Vladimir Putin, Russia’s premier pacifist, has racked up yet another global accolade – the world renowned Confucius Peace Prize.
The organisers awarded the prize to Putin for his outstanding contribution to world peace – namely opposing the bombing of Libya. Qiao Damo, a member of the organising committee told reporters that “this April or May, Putin was against Nato’s idea to bomb Libya and he appeared to the world in a peaceful manner. This year’s peace prize was given to him because his act this year was outstanding in keeping world peace.”
Nine of the organising committee’s sixteen members voted for Putin, leaving him victorious in a field containing “Gyaltsen Norbu (the “Chinese Panchen Lama”), Bill Gates, South African President Jacob Zuma, former UN chief Kofi Annan, Yuan Longping, a Chinese agricultural scientist known as the “father of hybrid rice”, German chancellor Angela Merkel, and Taiwanese politician James Soong (宋楚瑜)”
(How Merkel, who recently praised NATO’s Libya campaign got onto the shortlist in the first place isn’t entirely clear.)
Given the widespread media coverage of the award, it’s safe to assume that Putin is now aware of his triumph; however neither the man himself or the Russian authorities have yet commented and it seems likely that, given the ridicule the prize has received, Putin will probably decline to make the trip to Beijing for the awards ceremony on 9 December (the day before the Nobel Peace Prize award ceremony). The last person to receive the award – Lien Chan, the former Vice President of Taiwan – didn’t know he had won until after he heard about it in the press, and didn’t turn up to the awards ceremony in Beijing. Instead an un-named little girl known only as an “angel of peace” solemnly accepted the award – and the $15,000 prize money on his behalf.
Putin may also be influenced in his decision not to attend by the somewhat dodgy provenance of the Committee organising the award. After last year’s farce, the Chinese Government told the prize organisers to disband immediately.
On Sept. 19, the ministry ordered the so-called protection department to disband and not to organize any activities under the auspices of the Association of Chinese Indigenous Arts. The order said that the department had held a news conference on Sept. 17 about the second Confucius Peace Prize without official approval, and that the group had improperly used the ministry’s name and violated its rules.
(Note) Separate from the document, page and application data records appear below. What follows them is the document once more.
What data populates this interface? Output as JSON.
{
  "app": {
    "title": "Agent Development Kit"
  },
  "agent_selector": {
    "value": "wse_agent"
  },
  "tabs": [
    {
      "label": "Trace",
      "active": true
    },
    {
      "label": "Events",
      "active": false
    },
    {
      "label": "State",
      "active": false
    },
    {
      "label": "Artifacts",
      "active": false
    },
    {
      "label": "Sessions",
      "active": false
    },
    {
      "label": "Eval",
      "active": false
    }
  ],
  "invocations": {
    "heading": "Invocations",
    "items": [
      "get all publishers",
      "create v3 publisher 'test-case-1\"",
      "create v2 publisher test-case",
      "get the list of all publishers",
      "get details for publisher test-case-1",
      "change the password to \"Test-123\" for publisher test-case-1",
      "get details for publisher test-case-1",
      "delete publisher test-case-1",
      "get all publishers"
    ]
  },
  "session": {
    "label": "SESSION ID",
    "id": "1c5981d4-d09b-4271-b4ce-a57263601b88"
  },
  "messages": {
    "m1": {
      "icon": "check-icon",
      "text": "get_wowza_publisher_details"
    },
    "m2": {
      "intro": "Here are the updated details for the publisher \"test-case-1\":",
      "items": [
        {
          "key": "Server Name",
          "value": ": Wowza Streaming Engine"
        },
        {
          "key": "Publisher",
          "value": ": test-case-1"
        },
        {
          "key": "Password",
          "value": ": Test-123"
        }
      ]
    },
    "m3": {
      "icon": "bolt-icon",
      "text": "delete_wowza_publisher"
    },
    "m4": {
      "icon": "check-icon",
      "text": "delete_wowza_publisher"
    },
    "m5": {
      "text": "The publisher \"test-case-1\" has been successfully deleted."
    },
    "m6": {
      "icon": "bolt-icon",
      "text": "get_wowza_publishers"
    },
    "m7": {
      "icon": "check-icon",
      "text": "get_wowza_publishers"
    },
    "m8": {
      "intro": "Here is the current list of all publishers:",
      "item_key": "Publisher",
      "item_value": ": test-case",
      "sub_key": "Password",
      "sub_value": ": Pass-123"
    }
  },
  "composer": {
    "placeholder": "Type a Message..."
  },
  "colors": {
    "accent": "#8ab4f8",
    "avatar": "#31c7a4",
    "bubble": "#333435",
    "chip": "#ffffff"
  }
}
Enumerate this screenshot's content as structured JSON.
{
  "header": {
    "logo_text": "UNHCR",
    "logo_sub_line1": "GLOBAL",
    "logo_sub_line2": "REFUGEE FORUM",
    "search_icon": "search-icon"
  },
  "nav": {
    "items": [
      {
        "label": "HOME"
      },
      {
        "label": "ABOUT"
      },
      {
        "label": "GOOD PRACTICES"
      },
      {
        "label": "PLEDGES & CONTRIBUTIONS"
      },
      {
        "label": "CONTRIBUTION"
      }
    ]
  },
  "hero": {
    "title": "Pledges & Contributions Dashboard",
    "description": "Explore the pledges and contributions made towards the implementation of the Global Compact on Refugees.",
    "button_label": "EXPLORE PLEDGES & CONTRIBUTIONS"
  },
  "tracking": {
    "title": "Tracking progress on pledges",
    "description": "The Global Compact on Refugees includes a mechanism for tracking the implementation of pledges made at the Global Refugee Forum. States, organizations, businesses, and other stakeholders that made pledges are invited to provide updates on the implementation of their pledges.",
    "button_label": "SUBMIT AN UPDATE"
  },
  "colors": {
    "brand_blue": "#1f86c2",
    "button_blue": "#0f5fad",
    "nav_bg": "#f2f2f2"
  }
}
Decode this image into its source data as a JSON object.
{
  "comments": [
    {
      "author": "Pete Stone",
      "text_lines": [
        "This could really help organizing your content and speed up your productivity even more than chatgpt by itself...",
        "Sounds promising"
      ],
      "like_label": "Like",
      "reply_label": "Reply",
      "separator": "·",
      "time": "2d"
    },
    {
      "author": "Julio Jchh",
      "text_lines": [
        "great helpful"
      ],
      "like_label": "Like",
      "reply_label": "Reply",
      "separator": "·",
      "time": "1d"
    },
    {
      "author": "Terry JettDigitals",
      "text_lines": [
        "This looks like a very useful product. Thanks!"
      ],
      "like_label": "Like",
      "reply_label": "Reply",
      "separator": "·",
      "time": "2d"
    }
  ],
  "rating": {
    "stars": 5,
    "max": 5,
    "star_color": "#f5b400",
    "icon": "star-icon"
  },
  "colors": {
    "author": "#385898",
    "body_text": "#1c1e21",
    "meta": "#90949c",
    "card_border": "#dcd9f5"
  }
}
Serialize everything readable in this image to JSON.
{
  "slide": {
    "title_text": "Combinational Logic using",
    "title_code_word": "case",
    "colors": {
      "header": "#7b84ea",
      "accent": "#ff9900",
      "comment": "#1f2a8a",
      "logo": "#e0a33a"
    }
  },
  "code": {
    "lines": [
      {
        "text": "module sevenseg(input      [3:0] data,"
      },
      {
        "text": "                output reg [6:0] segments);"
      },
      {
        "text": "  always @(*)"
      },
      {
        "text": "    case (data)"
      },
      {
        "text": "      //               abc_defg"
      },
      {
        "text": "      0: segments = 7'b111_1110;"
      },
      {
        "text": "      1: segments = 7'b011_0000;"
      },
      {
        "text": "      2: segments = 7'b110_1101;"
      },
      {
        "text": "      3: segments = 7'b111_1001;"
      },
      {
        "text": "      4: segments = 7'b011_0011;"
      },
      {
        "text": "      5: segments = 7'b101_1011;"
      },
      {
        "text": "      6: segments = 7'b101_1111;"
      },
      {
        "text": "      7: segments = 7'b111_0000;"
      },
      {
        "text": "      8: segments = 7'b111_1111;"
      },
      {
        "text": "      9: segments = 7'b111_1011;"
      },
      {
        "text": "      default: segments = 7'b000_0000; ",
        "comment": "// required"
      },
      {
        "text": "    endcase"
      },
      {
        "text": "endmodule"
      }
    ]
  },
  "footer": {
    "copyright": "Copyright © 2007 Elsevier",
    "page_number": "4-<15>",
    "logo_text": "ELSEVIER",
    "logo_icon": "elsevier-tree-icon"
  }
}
The order was posted on the ministry’s Web site last Tuesday.
They obeyed their instructions, and then promptly reformed into a slightly different organisation offering the same prize, no doubt much to the embarrasment of China’s Government.